This 2014 study, funded by the National Institutes of Health in the Annals of Internal Medicine, followed 148 adults for a year; some were on a low-fat diet (less than 30 percent total fat, including less than seven percent saturated fat in their diets) and some were on a low-carb diet (less than 40 grams of carbohydrates per day — about the same amount of carbs in just one slice of bread!). Low-carb dieters ate high-protein foods like eggs for breakfast, tuna salad for lunch, and red meat, chicken, fish, pork, or tofu for dinner, along with vegetables. The low-fat group ate more grains and starches, along with vegetables as well.
At the end of the study, the low-carb dieters had lost more weight, including fat, than the low-fat group (about eight pounds more, on average). And even though the low-fat group did lose weight as well, they had lost more muscle mass than fat. Even more surprising: although the low-carb group ate twice the recommended daily amount of saturated fat as set by US guidelines — and increased their total fat intake to over 40 percent — they still had higher levels of HDL (the "good" cholesterol) and lower risk of heart disease than those who restricted their fat intake. This is an important finding, since higher cholesterol levels and a greater risk of heart disease have always been a major criticism of low-carb diets like Atkins or Dukan. "It's impactful," says registered dietitian Julie Upton about the study, although she notes that sticking to a low-carb diet for as long as the participants did can be hard for many. "Most people find very restricted low-carb diets hard to follow and they fall off the wagon," she says.

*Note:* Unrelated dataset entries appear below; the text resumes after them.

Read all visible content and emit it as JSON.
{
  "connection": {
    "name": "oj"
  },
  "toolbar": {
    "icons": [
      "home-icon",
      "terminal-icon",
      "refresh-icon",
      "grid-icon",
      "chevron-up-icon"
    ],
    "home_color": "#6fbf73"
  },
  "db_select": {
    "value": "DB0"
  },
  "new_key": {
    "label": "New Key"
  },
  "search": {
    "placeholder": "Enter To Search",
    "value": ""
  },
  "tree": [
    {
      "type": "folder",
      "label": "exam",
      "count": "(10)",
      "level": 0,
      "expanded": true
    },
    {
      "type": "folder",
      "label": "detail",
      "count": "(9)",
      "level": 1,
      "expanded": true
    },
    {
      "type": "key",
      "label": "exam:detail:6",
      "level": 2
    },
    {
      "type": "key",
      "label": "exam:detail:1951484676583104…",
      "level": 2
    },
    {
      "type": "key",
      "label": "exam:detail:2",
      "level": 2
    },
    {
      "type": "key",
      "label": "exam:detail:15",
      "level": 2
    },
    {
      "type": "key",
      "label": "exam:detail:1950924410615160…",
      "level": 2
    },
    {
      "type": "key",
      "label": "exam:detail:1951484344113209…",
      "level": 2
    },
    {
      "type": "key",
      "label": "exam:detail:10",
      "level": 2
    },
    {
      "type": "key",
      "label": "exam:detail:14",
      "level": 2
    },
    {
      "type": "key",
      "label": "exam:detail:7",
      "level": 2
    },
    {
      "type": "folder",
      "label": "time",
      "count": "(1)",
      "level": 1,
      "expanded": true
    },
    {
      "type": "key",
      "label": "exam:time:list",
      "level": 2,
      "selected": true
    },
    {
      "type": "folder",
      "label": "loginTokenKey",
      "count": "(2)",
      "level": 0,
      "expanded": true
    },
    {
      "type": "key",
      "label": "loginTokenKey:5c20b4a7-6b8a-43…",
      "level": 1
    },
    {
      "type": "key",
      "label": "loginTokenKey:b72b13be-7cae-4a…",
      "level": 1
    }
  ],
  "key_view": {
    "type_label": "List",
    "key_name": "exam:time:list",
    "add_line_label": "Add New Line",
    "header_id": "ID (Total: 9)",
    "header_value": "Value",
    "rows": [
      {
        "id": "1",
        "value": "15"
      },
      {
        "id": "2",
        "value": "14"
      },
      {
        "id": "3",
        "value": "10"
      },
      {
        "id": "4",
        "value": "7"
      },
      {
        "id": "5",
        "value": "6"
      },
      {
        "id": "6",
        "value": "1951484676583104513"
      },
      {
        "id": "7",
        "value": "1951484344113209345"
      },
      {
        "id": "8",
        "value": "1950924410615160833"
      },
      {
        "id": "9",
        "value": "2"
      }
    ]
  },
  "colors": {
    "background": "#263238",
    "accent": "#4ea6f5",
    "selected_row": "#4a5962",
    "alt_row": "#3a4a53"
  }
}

That sticking to a lifestyle that shuns bread baskets and pasta dinners as actually good for you isn't the best news to hear, but this new study does add more evidence that saturated fat may not be the diet evil that it's been labeled as in the past. In fact, a recent review published in the same journal also confirmed that there's no link between saturated fat and a higher risk of heart disease. The takeaway? Whether it's olive oil, avocado, or a healthy cheese habit, the fat in your diet may be doing your body more good than those refined carbs.